Thursday, January 21, 2010

So You Want to be a Wizard

This book called out to me from my local library's shelves because the author's name seemed familiar somehow. In the end, I think I mistook Diane Duane for someone else. I do that often; I'm not very good with names. Human names, that is. Show me a Pokemon and I'll tell you what it's called in at least two of it's evolutionary forms.

One of the sequels to the series was right next to So You Want to be a Wizard. I didn't want to leave behind a potentially good book in the same story line, so I took that one too.

Which was a waste, because I didn't get to it. The first one was too boring. After thirty-five pages of describing how bullied and beat up the main character is - because she's poor - by the local wealthier, stronger bully-of-bullies girl and her posse, I gave it up. It really turns me off when a book is the author's selfish venting vehicle of what it was like to be a "bookish" kid in a video-game-and-expensive-bikes world. I don't know why. I would call my kid-self "bookish." But the bullying descriptions in those scant thirty-odd paperback pages were not convincing.

Too bad. I did want to find out how to become a wizard.


Diane said...

I'm sorry the first book didn't work for you.

bun2bon said...

Why are you sorry? Unless you are author; and even still, differences in reading tastes is nothing to apologize for.

Diane said...

I am the author. And since a book's purpose is to successfully connect with the reader, when that doesn't work, then I get a little sad, that's all.

bun2bon said...

Wow. That's never happened before.
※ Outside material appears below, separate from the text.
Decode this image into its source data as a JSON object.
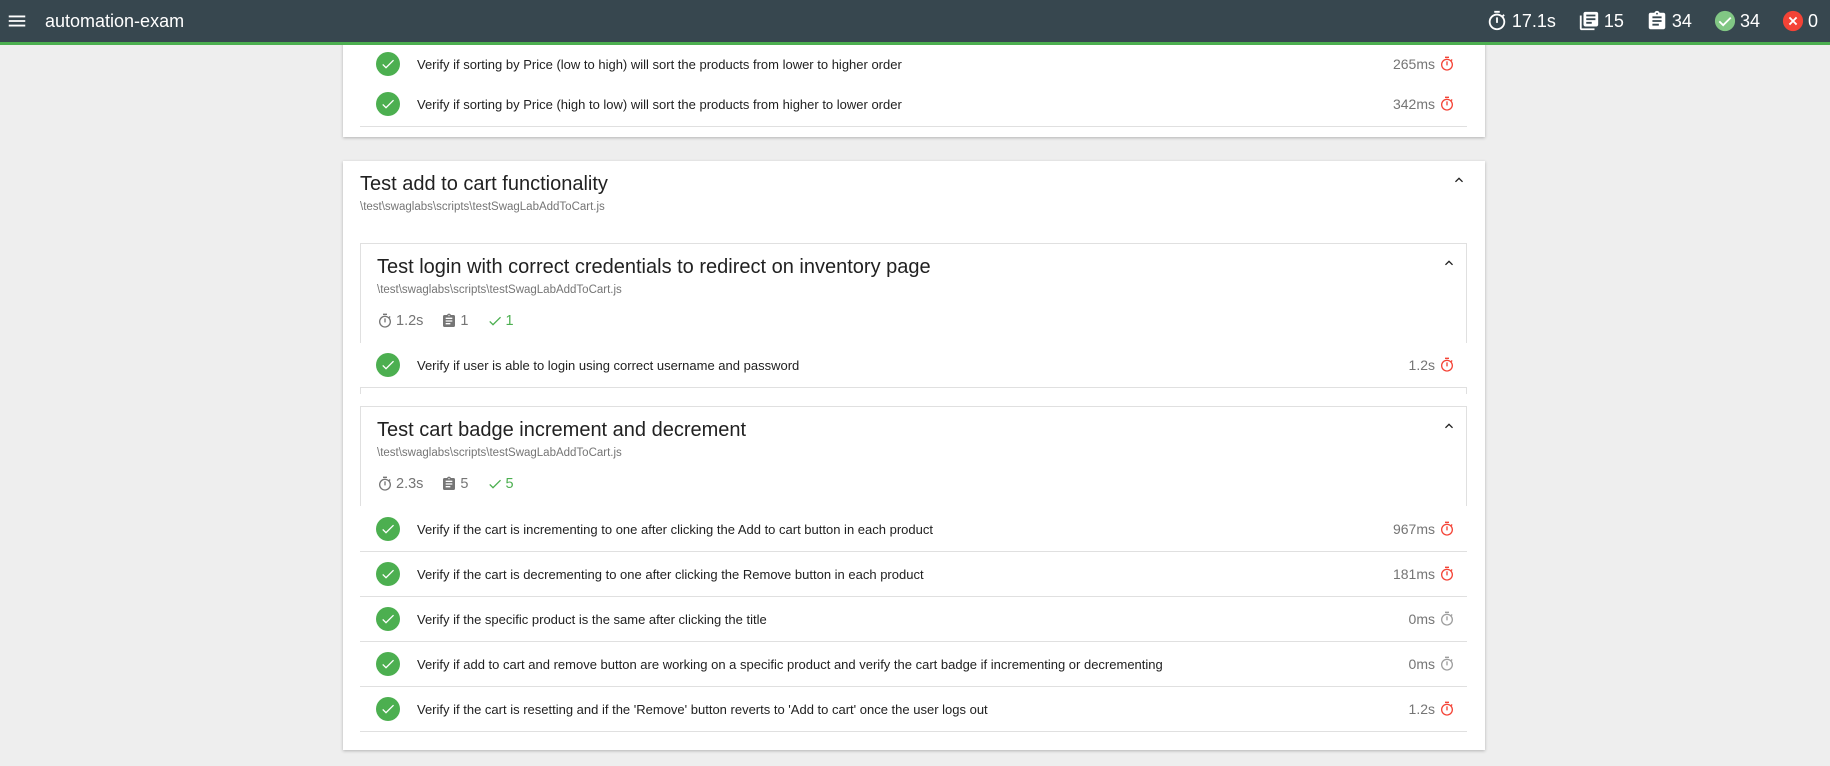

Surreal, in a good way.

I agree that books are supposed to connect with the reader. Good to know some authors still think so too.